:: WORK REQUEST ::
The answer must consist of every line in the records that contains the word "White".

:: Website and app data records ::
:::
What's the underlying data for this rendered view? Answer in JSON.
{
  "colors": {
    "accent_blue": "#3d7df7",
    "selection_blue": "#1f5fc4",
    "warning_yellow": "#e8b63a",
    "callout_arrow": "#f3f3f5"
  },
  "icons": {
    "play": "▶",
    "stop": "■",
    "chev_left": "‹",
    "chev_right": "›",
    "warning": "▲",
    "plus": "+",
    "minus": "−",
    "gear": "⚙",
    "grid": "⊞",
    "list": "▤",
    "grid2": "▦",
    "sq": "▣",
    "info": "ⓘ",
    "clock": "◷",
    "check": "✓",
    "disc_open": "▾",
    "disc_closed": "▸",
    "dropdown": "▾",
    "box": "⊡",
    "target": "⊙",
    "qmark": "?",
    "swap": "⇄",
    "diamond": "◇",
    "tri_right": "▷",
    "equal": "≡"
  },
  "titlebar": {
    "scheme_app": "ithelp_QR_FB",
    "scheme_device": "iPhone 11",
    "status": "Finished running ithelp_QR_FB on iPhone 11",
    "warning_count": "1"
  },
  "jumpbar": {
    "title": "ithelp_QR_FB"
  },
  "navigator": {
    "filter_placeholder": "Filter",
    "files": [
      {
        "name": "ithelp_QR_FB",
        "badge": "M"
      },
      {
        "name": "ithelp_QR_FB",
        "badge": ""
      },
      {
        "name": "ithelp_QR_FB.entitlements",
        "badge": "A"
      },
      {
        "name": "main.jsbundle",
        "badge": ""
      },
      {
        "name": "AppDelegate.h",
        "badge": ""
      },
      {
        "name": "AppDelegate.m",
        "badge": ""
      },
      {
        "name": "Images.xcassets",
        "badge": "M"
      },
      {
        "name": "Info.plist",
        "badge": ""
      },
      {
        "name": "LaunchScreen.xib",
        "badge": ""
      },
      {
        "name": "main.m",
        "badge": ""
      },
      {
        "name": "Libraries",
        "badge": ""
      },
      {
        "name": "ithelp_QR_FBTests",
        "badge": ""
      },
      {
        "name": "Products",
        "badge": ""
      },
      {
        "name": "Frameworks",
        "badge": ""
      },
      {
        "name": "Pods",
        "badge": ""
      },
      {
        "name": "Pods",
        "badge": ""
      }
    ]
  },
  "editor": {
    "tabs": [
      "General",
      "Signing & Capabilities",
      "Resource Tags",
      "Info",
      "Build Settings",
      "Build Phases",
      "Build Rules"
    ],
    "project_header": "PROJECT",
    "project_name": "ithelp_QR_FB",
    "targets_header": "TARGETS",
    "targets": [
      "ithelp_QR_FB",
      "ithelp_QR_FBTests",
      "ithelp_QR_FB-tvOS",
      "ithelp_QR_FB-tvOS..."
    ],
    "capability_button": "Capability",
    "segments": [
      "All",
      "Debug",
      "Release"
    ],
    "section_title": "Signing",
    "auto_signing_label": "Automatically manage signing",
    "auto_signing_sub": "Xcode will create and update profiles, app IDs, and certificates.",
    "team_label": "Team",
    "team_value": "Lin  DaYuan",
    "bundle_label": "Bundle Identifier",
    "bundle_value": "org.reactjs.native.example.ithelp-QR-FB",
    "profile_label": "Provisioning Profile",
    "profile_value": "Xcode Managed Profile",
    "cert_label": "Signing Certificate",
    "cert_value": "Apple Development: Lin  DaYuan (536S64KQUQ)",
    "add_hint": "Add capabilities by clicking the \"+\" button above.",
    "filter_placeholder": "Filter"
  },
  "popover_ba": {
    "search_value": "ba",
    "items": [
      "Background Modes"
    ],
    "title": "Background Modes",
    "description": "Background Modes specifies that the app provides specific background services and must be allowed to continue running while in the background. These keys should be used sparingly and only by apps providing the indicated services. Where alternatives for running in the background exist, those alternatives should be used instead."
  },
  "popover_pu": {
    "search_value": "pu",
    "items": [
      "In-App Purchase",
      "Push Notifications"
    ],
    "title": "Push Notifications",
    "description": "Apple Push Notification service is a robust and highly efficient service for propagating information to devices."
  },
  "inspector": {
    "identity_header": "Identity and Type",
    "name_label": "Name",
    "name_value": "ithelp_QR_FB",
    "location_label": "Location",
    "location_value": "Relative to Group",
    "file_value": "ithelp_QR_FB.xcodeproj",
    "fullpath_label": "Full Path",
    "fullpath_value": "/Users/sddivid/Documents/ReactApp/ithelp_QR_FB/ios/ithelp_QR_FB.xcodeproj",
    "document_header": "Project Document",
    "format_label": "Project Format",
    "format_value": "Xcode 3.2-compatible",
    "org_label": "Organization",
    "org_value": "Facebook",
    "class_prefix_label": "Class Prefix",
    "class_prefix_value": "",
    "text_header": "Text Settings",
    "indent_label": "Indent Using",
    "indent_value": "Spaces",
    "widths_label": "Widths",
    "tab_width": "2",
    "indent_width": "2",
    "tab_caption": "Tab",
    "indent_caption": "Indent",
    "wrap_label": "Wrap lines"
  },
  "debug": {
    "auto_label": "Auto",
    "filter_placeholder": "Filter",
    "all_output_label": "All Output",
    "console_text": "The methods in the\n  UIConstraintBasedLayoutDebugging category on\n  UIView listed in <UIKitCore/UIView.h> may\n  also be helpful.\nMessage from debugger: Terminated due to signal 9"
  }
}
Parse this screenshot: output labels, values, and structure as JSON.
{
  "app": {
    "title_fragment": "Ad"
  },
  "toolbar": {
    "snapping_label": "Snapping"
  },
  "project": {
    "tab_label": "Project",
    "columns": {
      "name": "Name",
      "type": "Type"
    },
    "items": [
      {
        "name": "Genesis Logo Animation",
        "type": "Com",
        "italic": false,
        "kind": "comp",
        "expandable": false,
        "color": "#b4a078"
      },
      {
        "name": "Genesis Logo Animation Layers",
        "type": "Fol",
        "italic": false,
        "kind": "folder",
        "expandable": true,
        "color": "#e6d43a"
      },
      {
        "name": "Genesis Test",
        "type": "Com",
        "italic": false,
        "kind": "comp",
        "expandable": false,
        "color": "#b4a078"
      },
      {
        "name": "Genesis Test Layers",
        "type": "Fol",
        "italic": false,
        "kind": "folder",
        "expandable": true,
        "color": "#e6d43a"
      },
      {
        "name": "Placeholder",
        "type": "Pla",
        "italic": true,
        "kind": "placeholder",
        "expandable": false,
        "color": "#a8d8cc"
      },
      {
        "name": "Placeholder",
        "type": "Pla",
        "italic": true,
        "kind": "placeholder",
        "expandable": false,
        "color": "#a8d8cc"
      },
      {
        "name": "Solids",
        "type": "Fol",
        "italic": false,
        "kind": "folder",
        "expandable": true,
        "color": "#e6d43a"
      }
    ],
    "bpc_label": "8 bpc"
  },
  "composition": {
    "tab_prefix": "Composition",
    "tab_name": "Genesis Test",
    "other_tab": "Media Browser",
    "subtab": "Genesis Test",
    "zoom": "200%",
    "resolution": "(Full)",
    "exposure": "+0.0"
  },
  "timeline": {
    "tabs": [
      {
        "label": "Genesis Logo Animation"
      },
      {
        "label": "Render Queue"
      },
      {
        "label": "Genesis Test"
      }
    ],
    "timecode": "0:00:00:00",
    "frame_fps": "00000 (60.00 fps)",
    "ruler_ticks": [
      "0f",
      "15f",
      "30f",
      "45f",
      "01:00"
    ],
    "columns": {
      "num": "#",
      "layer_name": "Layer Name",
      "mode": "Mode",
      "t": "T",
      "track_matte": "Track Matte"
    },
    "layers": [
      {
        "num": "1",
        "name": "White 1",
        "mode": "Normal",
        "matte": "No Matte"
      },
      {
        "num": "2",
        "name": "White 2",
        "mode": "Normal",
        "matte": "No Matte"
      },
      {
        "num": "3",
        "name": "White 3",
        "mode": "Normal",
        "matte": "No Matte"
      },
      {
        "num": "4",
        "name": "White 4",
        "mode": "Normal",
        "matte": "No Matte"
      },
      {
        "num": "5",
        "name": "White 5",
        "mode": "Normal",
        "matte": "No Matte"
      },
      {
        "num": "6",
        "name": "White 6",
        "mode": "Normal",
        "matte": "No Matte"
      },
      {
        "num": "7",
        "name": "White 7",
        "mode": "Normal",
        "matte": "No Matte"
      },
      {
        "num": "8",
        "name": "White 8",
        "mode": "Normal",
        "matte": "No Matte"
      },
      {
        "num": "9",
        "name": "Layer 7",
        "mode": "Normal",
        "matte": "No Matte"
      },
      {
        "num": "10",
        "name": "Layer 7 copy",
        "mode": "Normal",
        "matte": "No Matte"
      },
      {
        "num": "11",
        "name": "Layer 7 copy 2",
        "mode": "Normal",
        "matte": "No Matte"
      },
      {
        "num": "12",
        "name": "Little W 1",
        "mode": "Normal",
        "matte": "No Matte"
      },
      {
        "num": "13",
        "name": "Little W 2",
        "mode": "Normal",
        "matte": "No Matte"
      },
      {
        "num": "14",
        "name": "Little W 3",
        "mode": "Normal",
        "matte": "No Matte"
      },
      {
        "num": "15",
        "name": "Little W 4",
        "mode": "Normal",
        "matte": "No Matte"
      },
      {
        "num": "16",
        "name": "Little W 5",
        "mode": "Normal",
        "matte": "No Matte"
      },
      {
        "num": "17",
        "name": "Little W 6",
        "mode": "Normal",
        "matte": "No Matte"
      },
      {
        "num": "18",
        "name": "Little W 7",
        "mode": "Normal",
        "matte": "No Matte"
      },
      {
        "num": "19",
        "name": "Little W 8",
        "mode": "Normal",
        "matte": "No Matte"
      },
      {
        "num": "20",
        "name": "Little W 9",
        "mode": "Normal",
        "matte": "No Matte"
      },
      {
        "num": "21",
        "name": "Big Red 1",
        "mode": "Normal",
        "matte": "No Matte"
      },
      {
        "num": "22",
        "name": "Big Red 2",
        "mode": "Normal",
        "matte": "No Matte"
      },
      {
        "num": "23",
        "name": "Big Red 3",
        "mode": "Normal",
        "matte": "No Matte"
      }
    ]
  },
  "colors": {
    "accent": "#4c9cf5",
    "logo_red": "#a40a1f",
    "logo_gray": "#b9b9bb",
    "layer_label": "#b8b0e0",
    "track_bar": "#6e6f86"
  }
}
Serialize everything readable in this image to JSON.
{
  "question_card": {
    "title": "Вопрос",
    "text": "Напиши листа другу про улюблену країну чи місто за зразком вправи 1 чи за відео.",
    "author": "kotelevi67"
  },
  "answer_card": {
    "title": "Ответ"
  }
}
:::
:: ANSWER SPACE ::
        "name": "White 1",
        "name": "White 2",
        "name": "White 3",
        "name": "White 4",
        "name": "White 5",
        "name": "White 6",
        "name": "White 7",
        "name": "White 8",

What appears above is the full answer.